The game scenario establishes that seven paintings will be arranged in a row of seven positions. The “entrance” serves as a point of orientation. If it helps, you can jot it down to the left of the first position, as shown below:
This creates a Basic Linear diagram, and because there are seven variables for seven positions, this is a Balanced game. With the basic structure in place, let us now turn to the rules.
The first rule establishes the following sequence:
- T W
The second rule establishes a split-block, indicating that R and M are separated by exactly one space:
As with the previous rule, Not Laws can again be drawn:
The third rule establishes a rotating PS block:
Alternatively, you can represent this rule with a circle, as shown below:
Because either P or S can be closer to the entrance, this rotating block does not generate any Not Laws.
The fourth rule establishes the following conditional relationship:
By the contrapositive, we also know that:
As a result, V must be either third or fourth, creating a Split Dual-Option. Of course, V cannot be positioned anywhere else, which generates five additional V Not Laws (representing these Not Laws is optional, since V is already shown to be either third or fourth):
At this point, each of the rules has been represented, and appropriate Not Laws drawn. Let’s now look at some inferences. Consider that in this game there are two blocks—a rotating block and a Split block—which together occupy five of the seven spaces on our diagram. Additionally, we have a 2-variable sequence, and severe limitations on the placement of V. There is no overlap between the variables in those elements, so one can deduce that there must be some restrictions in their movements. Let’s examine the interaction between the two blocks as it relates to V:

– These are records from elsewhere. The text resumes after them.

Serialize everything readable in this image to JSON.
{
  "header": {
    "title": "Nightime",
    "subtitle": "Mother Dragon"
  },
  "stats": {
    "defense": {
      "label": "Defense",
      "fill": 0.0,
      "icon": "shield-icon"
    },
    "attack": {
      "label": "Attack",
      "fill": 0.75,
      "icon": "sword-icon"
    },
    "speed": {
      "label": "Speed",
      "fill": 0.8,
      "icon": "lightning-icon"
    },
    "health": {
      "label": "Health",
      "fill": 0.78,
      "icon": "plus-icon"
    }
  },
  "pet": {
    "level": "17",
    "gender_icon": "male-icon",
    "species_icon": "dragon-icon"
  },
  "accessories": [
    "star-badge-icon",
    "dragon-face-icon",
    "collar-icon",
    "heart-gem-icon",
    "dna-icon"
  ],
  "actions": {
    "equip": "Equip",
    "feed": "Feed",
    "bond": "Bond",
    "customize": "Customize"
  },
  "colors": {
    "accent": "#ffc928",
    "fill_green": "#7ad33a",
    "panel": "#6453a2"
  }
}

The R _ M block requires three consecutive spaces, whereas the PS/SP block requires two consecutive spaces. Since V is limited to one of only two spaces, the convergence of these three elements creates an important inference:
- If either P or S were fourth, then V would have to be third, and the other half of the rotating PS block would have to be fifth. However, this alignment fully occupies three adjacent positions right in the middle of our diagram (third, fourth, and fifth), leaving no room for the R _ M block. Thus, neither P nor S can be positioned fourth.
There are more inferences in this game—question #20 makes that apparent—but figuring out that inference while under time pressure is exceptionally difficult, and so we will examine that inference when we arrive at question #20.
The incredibly restrictive nature of the rules also opens up the possibility of a Templates-based approach. Due to its size, the R _ M block can only occupy five distinct positions on the diagram, each of which stands to limit the positioning of V, and also determine—to an extent—the location of the rotating PS block. Also, note that P and S are interchangeable, since there are no rules that apply specifically to one of the two variables but not to the other. Therefore, a closer examination of the two options presented by the rotating block (PS or SP) is unwarranted.
One possible way to begin creating the Templates would be to examine the location of the R _ M block, because it is the rule that restricts the most variables (2) to the fewest number of spaces (5 each). By comparison, the rotating PS block restricts 2 variables to as many as 7 spaces each, whereas the V Dual-option restricts only 1 variable to 2 possible spaces. The R _ M block, therefore, provides the highest level of restriction, and should be analyzed first:
Next, we need to position the rotating PS block, while also ensuring that the remaining two variables—T and W—are sequenced in accordance with the first rule. Templates 1, 2 and 4 make this task relatively straightforward:
In Template 3, the rotating PS block can occupy two distinctly different positions (1—2 or else 6—7). This has affects T and W, allowing for two subsidiary templates (we will draw these out here for the purposes of full coverage, but during the game you would not want to spend the extra time drawing out both sub-templates since the PS/TW relationships is relatively clear):
Finally, in Template 5 the rotating PS block is allowed a greater degree of mobility. Nevertheless, you should immediately notice that it cannot occupy the third and fourth positions, because this would interfere with the positioning of V. Therefore, the rotating PS block can only occupy positions 1—2 or else 2—3, which allows for two additional subsidiary templates. Again, we will draw these out here for the purposes of full coverage, but during the game you would not want to spend the extra time drawing out each sub-template:
The full list of seven templates is recreated below:
While a Templates approach requires a significant investment of time and may appear daunting at first, it is ultimately advantageous in this game: First, each template is severely restricted, which makes it unnecessary to create local diagrams for any of the local questions (Questions #18, #19, #21, #22, and #23). Second, the templates reveal another important inference—namely, that W cannot be third—which immediately answers Question #20. Third, the optimal approach is to show just the five main templates (and to not show all the sub-templates). Last, consider the fact that this game contains seven questions, rather than, say, five. The higher the number of questions, the more benefit you can expect to derive from your initial investment of time.
This game epitomizes the central proposition that is inherent in a Templates approach: you will spend more time in the setup, but this time will be regained in the lightning-fast execution of the questions. Ultimately, this approach is optional here, and you can successfully solve the questions without it. Consequently, our solution to each question will reference the relevant templates, but we will also discuss how to solve the questions without the use of templates.